What is Bond Election?

Definition and meaning of Bond Election: A Bond Election is a type of ballot measure in which voters decide whether to authorize a local government to issue bonds to pay for specific projects or services. It is typically used to fund public works projects such as roads, bridges, and other infrastructure. The money raised by the bond issue is usually repaid by raising taxes or other revenue sources. Bond elections are often held in conjunction with other elections, such as municipal or county elections. A Bond Election is a popular way to finance public works projects, as it allows voters to decide how their tax dollars are spent. It also allows the government to borrow money and repay it over time, which can be beneficial if the projects are expensive or the government lacks the funds to pay for them upfront. However, bond elections can be controversial as they often require taxpayers to pay for long-term projects that may not benefit them directly. In order to pass a Bond Election, a majority of voters must approve the ballot measure. This means that it is important for local governments to educate voters on the purpose and potential benefits of the projects before placing the measure on the ballot. Bond elections can also be used to fund public services, such as schools, hospitals, and parks, but their use for these types of projects often requires more extensive public outreach.
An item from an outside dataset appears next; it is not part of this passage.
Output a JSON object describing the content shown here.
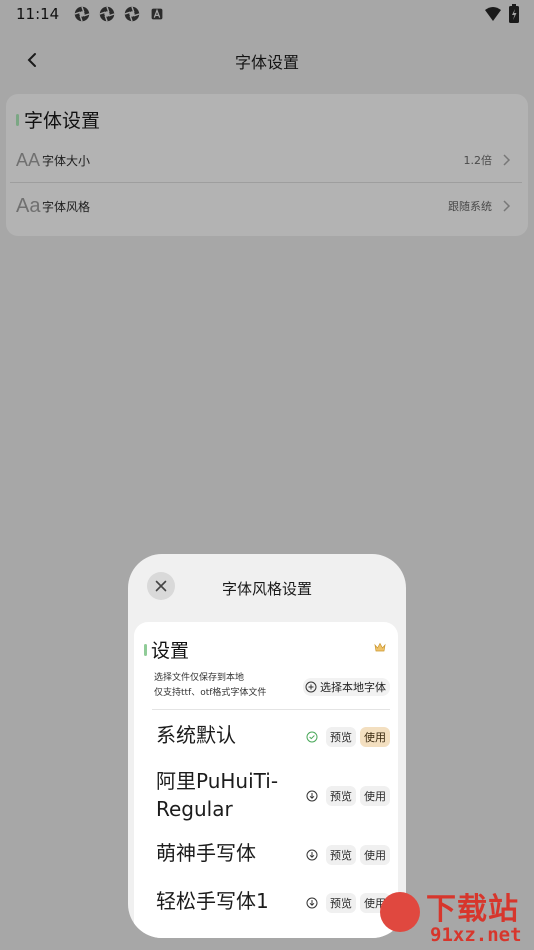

Explore free resources for voter education

Learn more about elections and American politics
Frame 30 (1)